                  Except many desktop *nix apps use SQLite internally, and a speedup of that means a faster program as a whole (Firefox, anyone?).
                  Try again.

                  Comment


                  • #10
                    Originally posted by hdas View Post
                    OMG, apache and sqlite are extremely important benchmarks - every desktop (including netbook and mobile phone) user keeps running them all the time. If your machine can't do more than a million requests or inserts per second, you are doom3d and have kregressed. </sarcasm>
                    Well, to be fair, sqlite is a part of many user-level applications, such as firefox.

                    Comment


                    • #11
                      Originally posted by hdas View Post
                      OMG, apache and sqlite are extremely important benchmarks - every desktop (including netbook and mobile phone) user keeps running them all the time. If your machine can't do more than a million requests or inserts per second, you are doom3d and have kregressed. </sarcasm>
                      Win!

                      (obligatory rant about stupid 10 char limit and 1' edit window)

                      Comment


                      • #12
                        UFS defers fsync() or ?
                        I don't see how the difference could be explained otherwise...

                        ...and after 5min googling:

                        This less important data loss case is the one which most BSD's, including
                        FreeBSD and DragonFly, use for UFS write()+fsync(). Under UFS a
                        fsync() does not issue a media flush, it simply issues the I/O
                        and leaves the data sitting the drive cache.

                        source: http://leaf.dragonflybsd.org/mailarc.../msg00005.html


                        Would be nice if phoronix made this quick research and put that as comments

                        Cause "blah is 12% faster than bleh", thanks, i can read the graphic, you can spare the extra keystrokes if you're going to say nothing

                        Conclusion: ext4 is faster, UFS has a broken implementation.

                        Finally, SQLite by default fsync() each transaction which is slow, but applications can just disable that, Firefox probably does it in many places.

                        Comment


                        • #13
                          Originally posted by FireBurn View Post
                          Rolls eyes

                          Look some pretty kgraphs that tell you knothing knew or kinteresting

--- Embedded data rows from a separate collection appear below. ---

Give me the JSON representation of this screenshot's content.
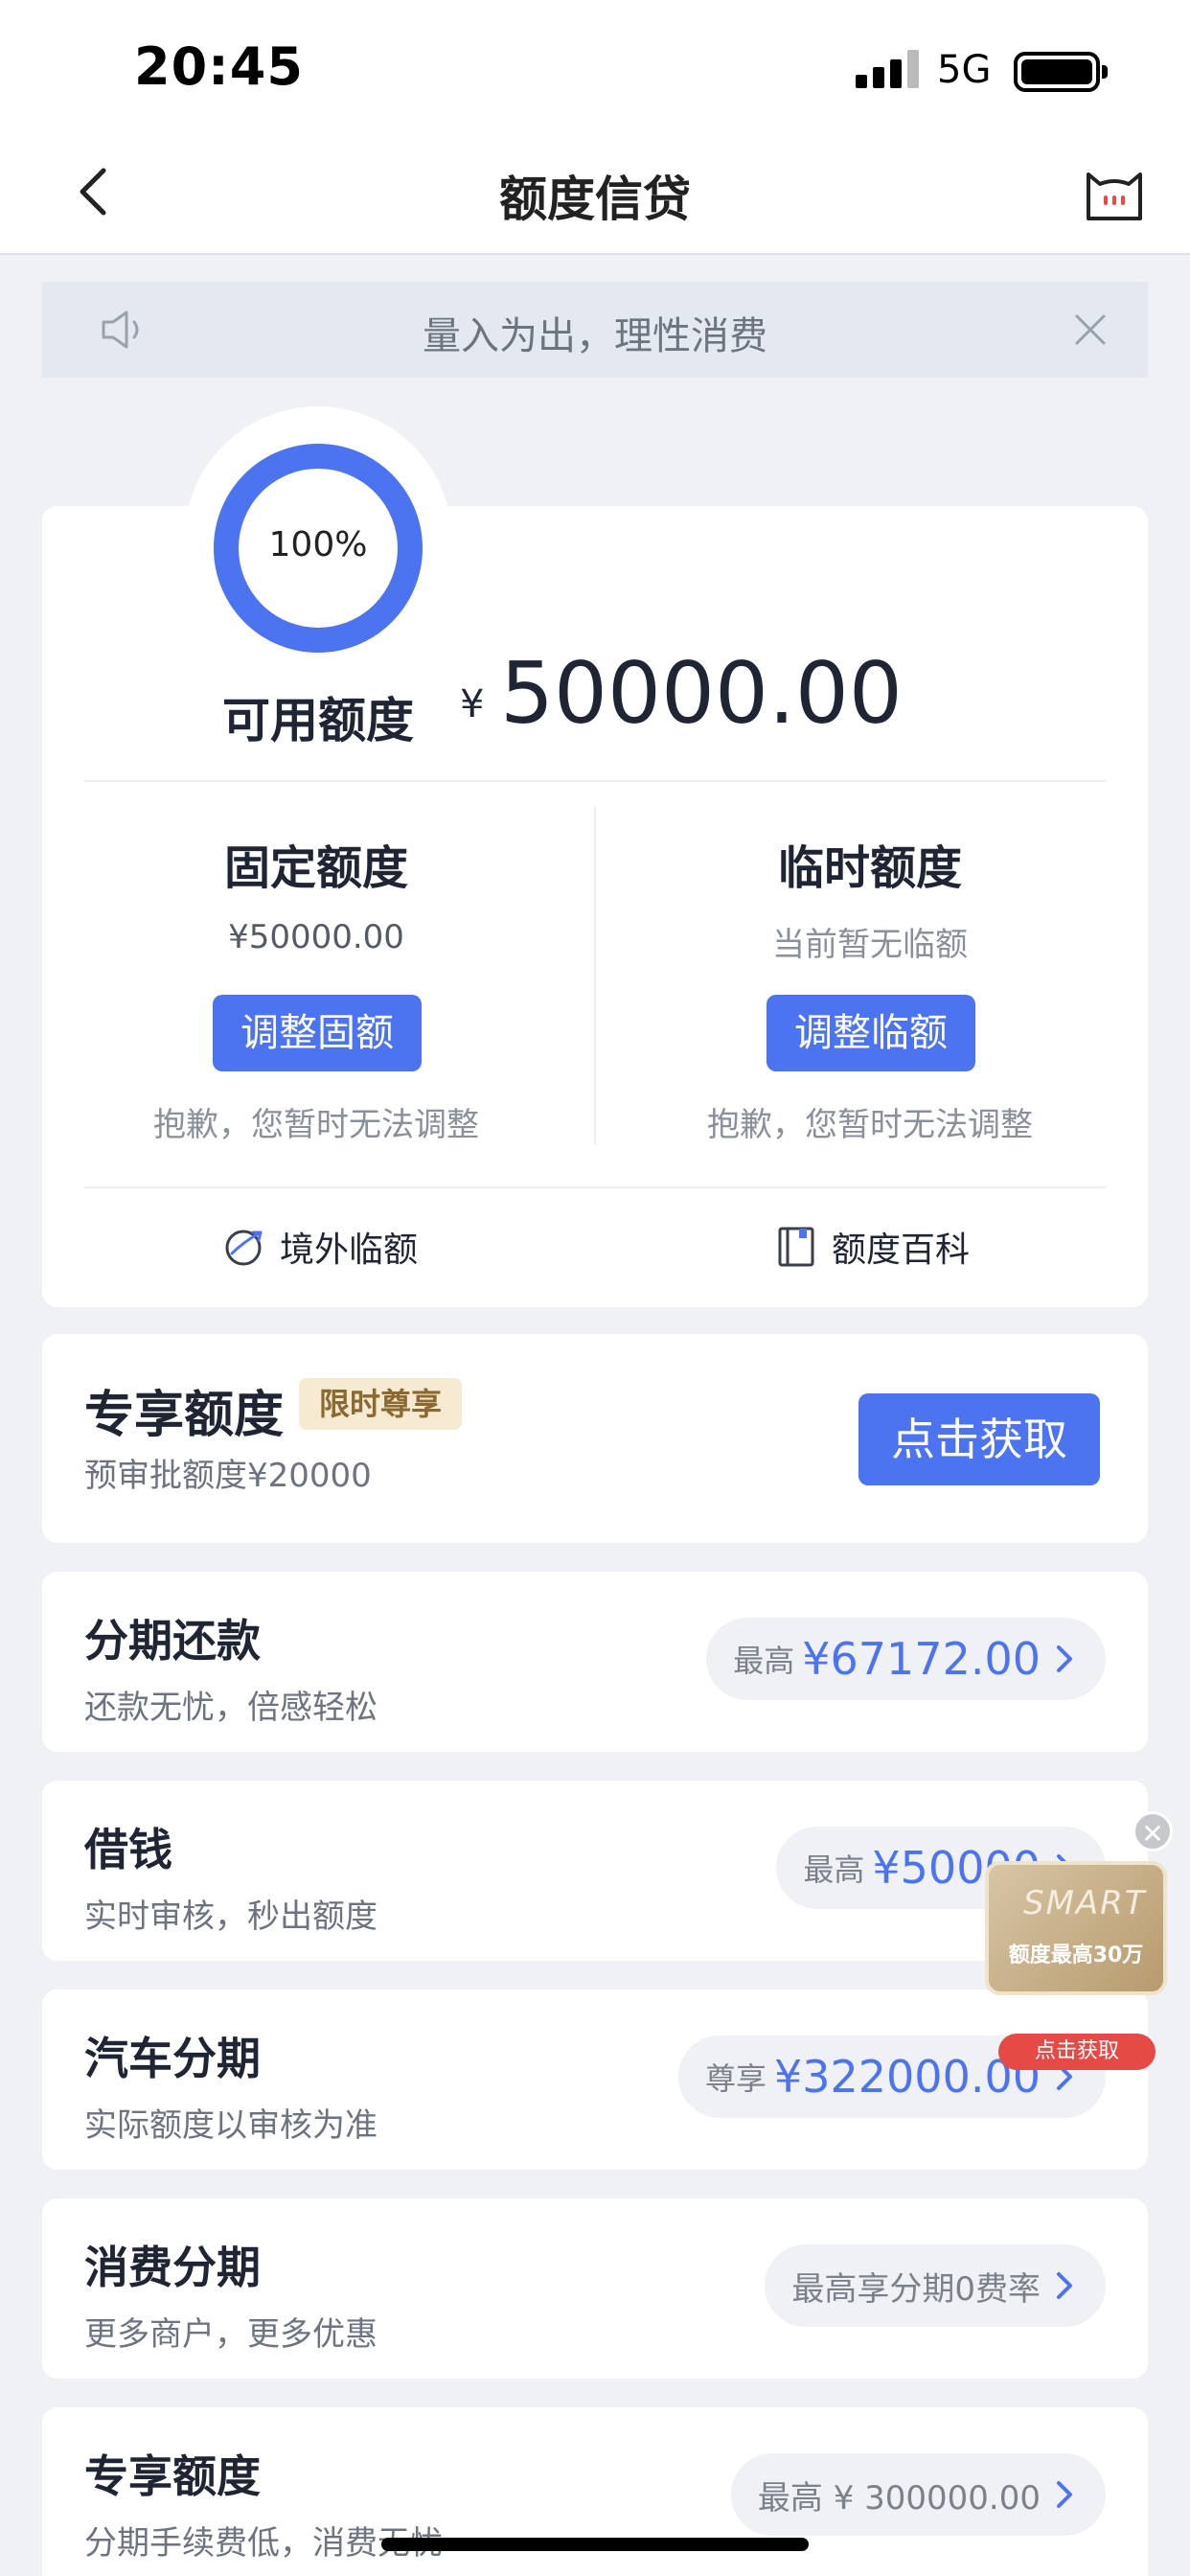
{
  "status_bar": {
    "time": "20:45",
    "network": "5G"
  },
  "nav": {
    "title": "额度信贷"
  },
  "notice": {
    "text": "量入为出，理性消费"
  },
  "quota": {
    "ring_percent_label": "100%",
    "ring_percent": 100,
    "available_label": "可用额度",
    "currency_symbol": "¥",
    "available_amount": "50000.00",
    "fixed": {
      "title": "固定额度",
      "amount": "¥50000.00",
      "button": "调整固额",
      "note": "抱歉，您暂时无法调整"
    },
    "temporary": {
      "title": "临时额度",
      "amount": "当前暂无临额",
      "button": "调整临额",
      "note": "抱歉，您暂时无法调整"
    },
    "links": {
      "overseas": "境外临额",
      "encyclopedia": "额度百科"
    }
  },
  "exclusive": {
    "title": "专享额度",
    "badge": "限时尊享",
    "subtitle": "预审批额度¥20000",
    "button": "点击获取"
  },
  "list": [
    {
      "title": "分期还款",
      "subtitle": "还款无忧，倍感轻松",
      "prefix": "最高",
      "value": "¥67172.00"
    },
    {
      "title": "借钱",
      "subtitle": "实时审核，秒出额度",
      "prefix": "最高",
      "value": "¥50000"
    },
    {
      "title": "汽车分期",
      "subtitle": "实际额度以审核为准",
      "prefix": "尊享",
      "value": "¥322000.00"
    },
    {
      "title": "消费分期",
      "subtitle": "更多商户，更多优惠",
      "plain": "最高享分期0费率"
    },
    {
      "title": "专享额度",
      "subtitle": "分期手续费低，消费无忧",
      "plain": "最高 ¥ 300000.00"
    }
  ],
  "float_ad": {
    "text": "额度最高30万",
    "button": "点击获取",
    "card_word": "SMART"
  },
  "colors": {
    "accent": "#4d74f0",
    "badge_bg": "#f6ead3",
    "badge_text": "#8b6a32",
    "background": "#eff1f5"
  }
}
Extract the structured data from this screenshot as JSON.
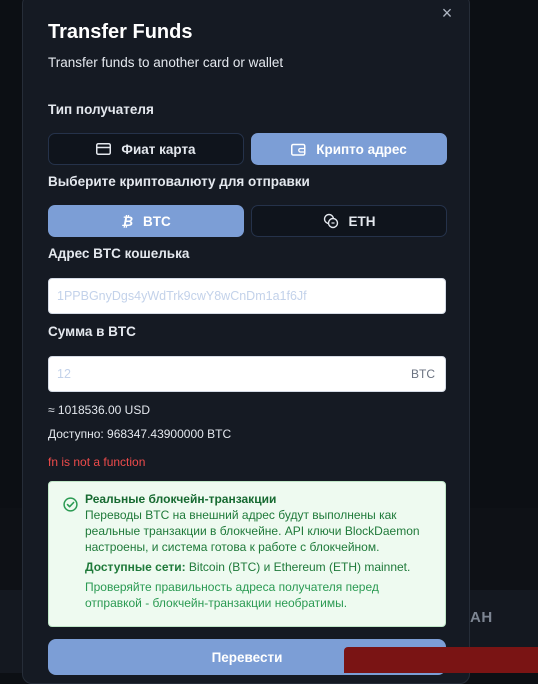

                          PTS is not a substitute for a good article

                          Graphs are nothing without analysis
                          Stop this, please! Think about Gnome users for the gmoment.

                          Comment


                          • #14
                            Originally posted by kraftman View Post
                            Stop this, please! Think about Gnome users for the gmoment.
                            Stop being such a gNewSense

                            Oh wait... that one's taken already

                            Comment


                            • #15
                              Originally posted by hdas View Post
                              OMG, apache and sqlite are extremely important benchmarks - every desktop (including netbook and mobile phone) user keeps running them all the time. If your machine can't do more than a million requests or inserts per second, you are doom3d and have kregressed. </sarcasm>

                              Thats odd, normally those are the tests I would care about, when comparing a server OS. ray tracing? cdraw? who cares again?

                              mysql performance, apache, postgres, memcache, php.

                              Those are benchmark comparisons that would actully matter.

                              side note, people still use KDE? really??!?

                              Comment

                              Working...
                              X